What is a short sale?
A Short Sale is the sale of real property where the market price of the property is less than all mortgages held against that property, or the loan balance. In order to make a sale happen, the lender(s) must approve the offer amount and terms.
What is a BPO and how it affects your short sale?
BPO stand for Brokers Price Opinion which is a brief appraisal performed by an independent licensed real estate agent. Often, lenders will require two BPO's is an effort to establish current market value. The lender will use this BPO in determining whether the offer is acceptable.
What relevance is the BPO to the seller and listing agent?
Before the seller accepts an offer, the seller or listing agent needs to create his/her best guestimate of what the subject properties BPO will be. Sellers want the offer that they accept to be within 5% of BPO. Otherwise, the lender will most likely counter the offer and this wastes time. The listing price should be 5% greater than BPO.

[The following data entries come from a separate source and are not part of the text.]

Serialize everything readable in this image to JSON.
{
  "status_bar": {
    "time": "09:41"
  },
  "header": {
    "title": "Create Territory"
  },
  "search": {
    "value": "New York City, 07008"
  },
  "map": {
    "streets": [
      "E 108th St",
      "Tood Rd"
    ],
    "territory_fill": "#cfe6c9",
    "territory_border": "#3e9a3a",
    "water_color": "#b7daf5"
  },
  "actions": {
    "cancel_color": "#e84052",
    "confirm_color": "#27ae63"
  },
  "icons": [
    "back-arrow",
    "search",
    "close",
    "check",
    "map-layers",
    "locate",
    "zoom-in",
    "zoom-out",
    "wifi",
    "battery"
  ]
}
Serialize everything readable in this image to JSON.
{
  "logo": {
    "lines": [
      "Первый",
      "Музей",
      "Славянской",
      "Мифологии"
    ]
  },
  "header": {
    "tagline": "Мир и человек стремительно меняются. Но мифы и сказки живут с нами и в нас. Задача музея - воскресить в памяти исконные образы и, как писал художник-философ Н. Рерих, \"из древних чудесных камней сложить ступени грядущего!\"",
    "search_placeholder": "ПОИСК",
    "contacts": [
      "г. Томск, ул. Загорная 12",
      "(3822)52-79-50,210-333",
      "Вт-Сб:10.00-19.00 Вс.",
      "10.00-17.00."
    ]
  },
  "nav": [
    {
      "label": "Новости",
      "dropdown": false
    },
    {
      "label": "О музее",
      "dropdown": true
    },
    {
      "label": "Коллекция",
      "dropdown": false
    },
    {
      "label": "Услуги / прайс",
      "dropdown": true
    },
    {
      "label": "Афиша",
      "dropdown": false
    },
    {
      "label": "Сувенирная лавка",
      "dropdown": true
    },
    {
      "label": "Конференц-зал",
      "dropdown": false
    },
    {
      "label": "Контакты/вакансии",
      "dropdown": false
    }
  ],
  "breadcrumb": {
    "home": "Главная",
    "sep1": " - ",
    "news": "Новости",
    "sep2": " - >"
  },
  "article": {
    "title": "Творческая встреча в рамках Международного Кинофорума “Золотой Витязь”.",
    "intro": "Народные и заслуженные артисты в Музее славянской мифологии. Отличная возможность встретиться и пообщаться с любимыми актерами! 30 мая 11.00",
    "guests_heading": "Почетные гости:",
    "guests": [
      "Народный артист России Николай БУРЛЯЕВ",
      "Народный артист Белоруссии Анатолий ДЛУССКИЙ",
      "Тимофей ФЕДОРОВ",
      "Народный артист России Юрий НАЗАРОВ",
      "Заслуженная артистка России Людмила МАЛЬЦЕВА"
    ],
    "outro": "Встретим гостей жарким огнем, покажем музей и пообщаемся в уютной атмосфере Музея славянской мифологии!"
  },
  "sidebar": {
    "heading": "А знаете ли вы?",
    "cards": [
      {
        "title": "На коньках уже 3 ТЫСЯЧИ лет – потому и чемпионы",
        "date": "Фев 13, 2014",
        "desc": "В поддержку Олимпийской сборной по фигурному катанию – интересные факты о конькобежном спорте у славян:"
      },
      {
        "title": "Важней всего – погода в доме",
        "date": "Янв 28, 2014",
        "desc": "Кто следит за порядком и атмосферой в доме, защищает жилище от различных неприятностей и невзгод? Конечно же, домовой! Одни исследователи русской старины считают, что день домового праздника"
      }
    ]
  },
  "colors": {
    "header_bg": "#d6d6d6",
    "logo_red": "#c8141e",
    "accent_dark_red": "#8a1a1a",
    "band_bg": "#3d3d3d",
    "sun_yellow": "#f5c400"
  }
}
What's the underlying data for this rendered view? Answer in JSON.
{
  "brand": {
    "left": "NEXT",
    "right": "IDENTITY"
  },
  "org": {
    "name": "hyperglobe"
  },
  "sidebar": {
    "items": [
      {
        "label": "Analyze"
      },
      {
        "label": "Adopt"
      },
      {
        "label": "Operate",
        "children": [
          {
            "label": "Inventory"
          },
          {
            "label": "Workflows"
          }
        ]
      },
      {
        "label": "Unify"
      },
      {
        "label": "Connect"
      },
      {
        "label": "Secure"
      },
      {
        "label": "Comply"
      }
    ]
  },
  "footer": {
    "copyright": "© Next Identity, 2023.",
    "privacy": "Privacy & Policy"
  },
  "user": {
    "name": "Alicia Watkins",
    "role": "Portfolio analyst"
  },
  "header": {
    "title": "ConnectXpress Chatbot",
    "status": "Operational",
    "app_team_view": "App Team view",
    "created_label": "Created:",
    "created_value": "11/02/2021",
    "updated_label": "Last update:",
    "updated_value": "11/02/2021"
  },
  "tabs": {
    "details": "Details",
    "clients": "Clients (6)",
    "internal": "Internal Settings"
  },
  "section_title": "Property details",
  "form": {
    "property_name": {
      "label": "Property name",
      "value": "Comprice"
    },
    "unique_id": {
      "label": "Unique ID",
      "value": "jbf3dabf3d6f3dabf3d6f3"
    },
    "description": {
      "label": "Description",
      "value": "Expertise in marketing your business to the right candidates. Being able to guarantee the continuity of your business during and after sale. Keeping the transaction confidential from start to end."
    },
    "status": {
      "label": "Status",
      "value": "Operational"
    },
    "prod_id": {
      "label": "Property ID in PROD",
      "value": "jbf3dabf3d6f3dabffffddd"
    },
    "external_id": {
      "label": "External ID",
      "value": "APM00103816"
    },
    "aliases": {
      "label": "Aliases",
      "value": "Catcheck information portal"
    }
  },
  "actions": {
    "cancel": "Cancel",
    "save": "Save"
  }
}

What if a seller accepts an offer below BPO?
In this scenario, the lender will likely counter the offer and the buyer has the option to counter the lenders offer or accept the counter.
What are the risks associated with doing a short sale?
The seller's credit will suffer but not as much as a foreclosure. There are a few scenarios that may occur. First, if the property is owner occupied, the IRS "The Mortgage Debt Relief Act of 2007" enables the seller to discharge the 1099 income that may occur as a result of the short sale deficiency. If an investment property, the 1099 income may not be discharged. Other risks may include a deficiency judgment for the short sale short fall. Sellers should, as a condition of their short sale, require the lender to agree not to pursue a deficiency judgment against the seller. A 1099 is unavoidable. It may be possible to have the lender agree to "mark" the short sale as "settle per agreement" and not "short sale.” While this is unlikely, it never hurts to ask. Another risk associated with a short sale is a "note" give-back. In some cases, the lender may seek a note from the seller as a compromise for agreeing to the short sale at a low interest and for an amortization period of possibly 5-10 years. The seller, of course, wants no note but many insurance companies or investors that backed the seller’s mortgage may require a note. What determines the amount of the note partially depends on the seller's liquid cash position and other debt credit ratings.
What if the seller does not agree with the lender's request for a note? Can the buyer or lender force the seller to close and accept any terms dictated by the lender(s)?
No, just as long as the seller adds language in the offer/contract that protects against this possibility. Additionally, the short sale FARBAR listing agreement has language that protects the seller and is subject to third party approval.
How long is the short sale process?
If the seller has one lender, it can take between 70-160 days. A second lender slows the process down about 40 days.
Can a seller speed up the process?
Yes. Use an agent that understands short sales. Call the loss mitigator and establish rapport. Make sure the file is "labeled" properly as a short sale. Call every 5 days and speak with the loss mitigator. Use a title company that helps the process. Use an attorney that works short sales. Keep a log. Present offers only that are at or near BPO.
Choose ADDvantage® to list and sell your short sale
If you have a short sale property to list, ADDvantage® will work diligently for you. ADDvantage® has the experience, smart and dedicated short sale team and marketing channels to get offers on your property and move them expeditiously to the lender.
Call 727-942-2929 or 1-877-232-9695 or leave your contact information below and ADDvantage® Real Estate Network's broker, Keith Gordon, will contact you today to discuss all of your options.
Speak with an attorney about possible additional risks not mentioned in this article.